## [PROBLEM REQUIREMENTS]
Each line of the data below that carries the word "short" needs to be copied.

(Data records for software interfaces)
--
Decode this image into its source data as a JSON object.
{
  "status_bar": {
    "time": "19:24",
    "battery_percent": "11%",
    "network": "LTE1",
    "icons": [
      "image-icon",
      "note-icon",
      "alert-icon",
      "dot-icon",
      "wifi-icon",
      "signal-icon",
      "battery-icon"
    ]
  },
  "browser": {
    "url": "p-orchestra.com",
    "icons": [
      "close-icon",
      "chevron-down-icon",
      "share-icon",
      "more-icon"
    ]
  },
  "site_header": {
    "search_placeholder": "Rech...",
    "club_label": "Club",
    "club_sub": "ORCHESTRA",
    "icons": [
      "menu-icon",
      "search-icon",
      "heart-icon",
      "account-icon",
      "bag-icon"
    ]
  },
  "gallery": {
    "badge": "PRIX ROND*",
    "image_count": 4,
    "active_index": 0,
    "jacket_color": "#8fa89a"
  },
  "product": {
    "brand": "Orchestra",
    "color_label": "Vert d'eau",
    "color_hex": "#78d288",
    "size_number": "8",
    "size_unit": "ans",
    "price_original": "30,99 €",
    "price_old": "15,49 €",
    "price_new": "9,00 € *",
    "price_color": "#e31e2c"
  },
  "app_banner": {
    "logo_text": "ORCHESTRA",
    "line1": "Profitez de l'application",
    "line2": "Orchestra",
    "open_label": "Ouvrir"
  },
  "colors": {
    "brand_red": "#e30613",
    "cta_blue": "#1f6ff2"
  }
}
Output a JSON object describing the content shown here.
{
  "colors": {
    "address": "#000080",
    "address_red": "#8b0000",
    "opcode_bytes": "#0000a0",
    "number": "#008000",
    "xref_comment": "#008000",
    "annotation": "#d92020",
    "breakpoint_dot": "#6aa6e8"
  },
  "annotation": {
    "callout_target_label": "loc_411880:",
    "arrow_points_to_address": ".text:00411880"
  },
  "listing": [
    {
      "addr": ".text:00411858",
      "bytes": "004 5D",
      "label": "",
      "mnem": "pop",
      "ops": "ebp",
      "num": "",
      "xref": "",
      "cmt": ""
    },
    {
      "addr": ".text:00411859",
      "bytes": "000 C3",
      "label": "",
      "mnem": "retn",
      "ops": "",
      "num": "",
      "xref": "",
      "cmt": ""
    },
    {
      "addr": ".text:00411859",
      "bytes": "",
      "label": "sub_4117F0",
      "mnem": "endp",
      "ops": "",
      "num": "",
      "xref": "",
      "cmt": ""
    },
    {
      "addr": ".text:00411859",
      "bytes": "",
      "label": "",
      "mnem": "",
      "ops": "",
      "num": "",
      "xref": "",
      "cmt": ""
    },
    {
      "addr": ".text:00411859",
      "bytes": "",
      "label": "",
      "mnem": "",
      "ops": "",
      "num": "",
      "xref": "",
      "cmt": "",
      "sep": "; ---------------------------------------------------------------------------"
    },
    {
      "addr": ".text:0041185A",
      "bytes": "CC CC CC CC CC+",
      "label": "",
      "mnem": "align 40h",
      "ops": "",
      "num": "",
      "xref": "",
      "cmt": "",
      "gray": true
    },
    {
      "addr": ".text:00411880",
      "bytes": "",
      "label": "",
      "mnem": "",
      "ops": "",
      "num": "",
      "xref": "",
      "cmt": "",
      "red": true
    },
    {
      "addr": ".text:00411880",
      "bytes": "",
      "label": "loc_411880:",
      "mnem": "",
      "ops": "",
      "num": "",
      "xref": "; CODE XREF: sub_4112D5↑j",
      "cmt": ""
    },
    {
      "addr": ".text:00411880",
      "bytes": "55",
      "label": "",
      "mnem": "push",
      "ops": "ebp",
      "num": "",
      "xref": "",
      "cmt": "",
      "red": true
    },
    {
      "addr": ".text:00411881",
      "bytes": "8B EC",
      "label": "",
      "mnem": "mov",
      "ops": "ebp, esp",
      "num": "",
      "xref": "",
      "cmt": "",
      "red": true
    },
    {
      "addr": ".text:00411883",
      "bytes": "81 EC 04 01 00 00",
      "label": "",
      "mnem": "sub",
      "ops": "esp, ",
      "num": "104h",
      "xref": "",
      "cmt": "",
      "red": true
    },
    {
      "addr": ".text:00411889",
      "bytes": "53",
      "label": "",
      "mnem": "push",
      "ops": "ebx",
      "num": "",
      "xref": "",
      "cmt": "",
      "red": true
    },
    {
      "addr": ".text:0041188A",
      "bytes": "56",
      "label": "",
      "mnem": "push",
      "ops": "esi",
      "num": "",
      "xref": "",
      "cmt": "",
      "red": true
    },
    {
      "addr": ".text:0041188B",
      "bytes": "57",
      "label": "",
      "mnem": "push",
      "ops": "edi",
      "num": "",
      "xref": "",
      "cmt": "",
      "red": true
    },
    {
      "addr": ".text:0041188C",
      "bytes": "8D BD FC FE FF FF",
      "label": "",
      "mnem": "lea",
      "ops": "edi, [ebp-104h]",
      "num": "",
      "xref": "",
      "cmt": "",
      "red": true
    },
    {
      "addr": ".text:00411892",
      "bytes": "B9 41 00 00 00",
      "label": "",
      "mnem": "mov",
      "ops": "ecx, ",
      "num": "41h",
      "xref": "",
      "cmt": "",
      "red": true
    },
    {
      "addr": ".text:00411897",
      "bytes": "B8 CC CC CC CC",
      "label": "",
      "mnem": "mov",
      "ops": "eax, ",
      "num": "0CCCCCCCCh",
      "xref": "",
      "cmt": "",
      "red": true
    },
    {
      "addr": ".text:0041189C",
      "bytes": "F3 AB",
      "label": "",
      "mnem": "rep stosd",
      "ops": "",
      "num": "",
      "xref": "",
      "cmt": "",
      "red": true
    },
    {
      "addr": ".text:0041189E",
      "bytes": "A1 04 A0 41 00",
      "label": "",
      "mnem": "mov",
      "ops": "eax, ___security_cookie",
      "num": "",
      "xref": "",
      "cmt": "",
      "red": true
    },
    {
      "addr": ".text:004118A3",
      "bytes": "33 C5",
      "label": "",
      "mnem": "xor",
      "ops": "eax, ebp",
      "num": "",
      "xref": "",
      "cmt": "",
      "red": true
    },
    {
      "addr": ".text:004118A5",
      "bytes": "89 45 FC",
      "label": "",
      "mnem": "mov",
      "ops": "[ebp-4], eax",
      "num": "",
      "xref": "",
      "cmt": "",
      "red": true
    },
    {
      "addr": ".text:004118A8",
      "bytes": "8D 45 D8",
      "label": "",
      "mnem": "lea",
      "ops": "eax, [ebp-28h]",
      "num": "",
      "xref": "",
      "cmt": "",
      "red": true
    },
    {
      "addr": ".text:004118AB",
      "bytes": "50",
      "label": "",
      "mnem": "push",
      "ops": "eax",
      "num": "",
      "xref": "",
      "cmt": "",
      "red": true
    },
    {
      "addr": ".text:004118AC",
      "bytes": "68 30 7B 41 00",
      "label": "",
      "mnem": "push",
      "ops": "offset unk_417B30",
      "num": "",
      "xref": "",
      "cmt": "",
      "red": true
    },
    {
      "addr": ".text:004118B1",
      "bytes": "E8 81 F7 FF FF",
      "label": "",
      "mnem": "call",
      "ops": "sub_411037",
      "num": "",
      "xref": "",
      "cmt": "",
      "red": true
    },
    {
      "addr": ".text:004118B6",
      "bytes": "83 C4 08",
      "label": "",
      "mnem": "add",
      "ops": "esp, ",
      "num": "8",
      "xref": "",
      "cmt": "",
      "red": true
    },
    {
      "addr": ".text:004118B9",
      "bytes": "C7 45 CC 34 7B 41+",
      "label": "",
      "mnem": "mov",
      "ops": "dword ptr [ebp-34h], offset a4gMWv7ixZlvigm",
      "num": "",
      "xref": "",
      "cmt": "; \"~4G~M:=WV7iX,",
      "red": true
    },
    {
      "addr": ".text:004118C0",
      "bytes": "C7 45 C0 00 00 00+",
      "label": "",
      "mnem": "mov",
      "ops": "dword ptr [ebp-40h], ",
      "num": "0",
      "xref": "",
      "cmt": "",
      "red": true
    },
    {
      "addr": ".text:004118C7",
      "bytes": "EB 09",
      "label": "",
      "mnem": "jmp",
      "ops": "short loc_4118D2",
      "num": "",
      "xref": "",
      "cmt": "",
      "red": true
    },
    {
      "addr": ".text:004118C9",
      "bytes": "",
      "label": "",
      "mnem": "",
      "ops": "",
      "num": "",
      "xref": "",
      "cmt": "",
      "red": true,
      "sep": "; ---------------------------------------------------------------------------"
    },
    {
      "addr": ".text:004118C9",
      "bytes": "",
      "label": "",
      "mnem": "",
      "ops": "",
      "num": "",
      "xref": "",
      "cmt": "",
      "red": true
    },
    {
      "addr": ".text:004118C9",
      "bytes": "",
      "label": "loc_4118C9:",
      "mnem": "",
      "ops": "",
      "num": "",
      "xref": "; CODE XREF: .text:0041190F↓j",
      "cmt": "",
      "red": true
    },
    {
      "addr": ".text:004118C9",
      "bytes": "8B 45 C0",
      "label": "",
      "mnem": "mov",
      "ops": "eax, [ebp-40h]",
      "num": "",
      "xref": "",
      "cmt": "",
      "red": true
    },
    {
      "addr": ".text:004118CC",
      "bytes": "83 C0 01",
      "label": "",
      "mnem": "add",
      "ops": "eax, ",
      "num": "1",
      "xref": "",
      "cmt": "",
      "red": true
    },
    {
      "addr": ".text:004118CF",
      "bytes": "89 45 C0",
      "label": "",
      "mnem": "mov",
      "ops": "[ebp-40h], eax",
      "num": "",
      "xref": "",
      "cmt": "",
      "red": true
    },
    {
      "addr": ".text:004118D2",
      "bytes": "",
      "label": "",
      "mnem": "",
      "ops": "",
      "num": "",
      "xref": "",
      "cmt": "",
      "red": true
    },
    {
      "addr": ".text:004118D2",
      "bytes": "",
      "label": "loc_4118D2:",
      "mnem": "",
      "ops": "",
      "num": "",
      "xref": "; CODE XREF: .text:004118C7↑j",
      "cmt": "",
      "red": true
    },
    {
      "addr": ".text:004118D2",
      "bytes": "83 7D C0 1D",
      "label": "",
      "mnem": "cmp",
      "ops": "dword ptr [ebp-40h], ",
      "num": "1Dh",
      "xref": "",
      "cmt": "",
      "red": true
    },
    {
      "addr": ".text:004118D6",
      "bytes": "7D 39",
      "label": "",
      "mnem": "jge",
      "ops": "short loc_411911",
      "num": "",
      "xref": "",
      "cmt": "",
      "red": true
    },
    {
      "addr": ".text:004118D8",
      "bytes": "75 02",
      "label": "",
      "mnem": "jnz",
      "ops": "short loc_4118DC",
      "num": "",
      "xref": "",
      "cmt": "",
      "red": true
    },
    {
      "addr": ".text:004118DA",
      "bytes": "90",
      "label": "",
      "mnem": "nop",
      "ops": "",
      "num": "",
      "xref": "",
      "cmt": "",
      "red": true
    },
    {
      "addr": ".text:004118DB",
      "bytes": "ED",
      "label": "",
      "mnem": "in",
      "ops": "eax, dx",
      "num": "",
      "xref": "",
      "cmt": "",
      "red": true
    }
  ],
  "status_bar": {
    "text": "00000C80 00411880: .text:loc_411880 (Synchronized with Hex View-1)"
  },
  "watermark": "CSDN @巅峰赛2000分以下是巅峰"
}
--
## [REPLY TO THE TASK]
      "ops": "short loc_4118D2",
      "ops": "short loc_411911",
      "ops": "short loc_4118DC",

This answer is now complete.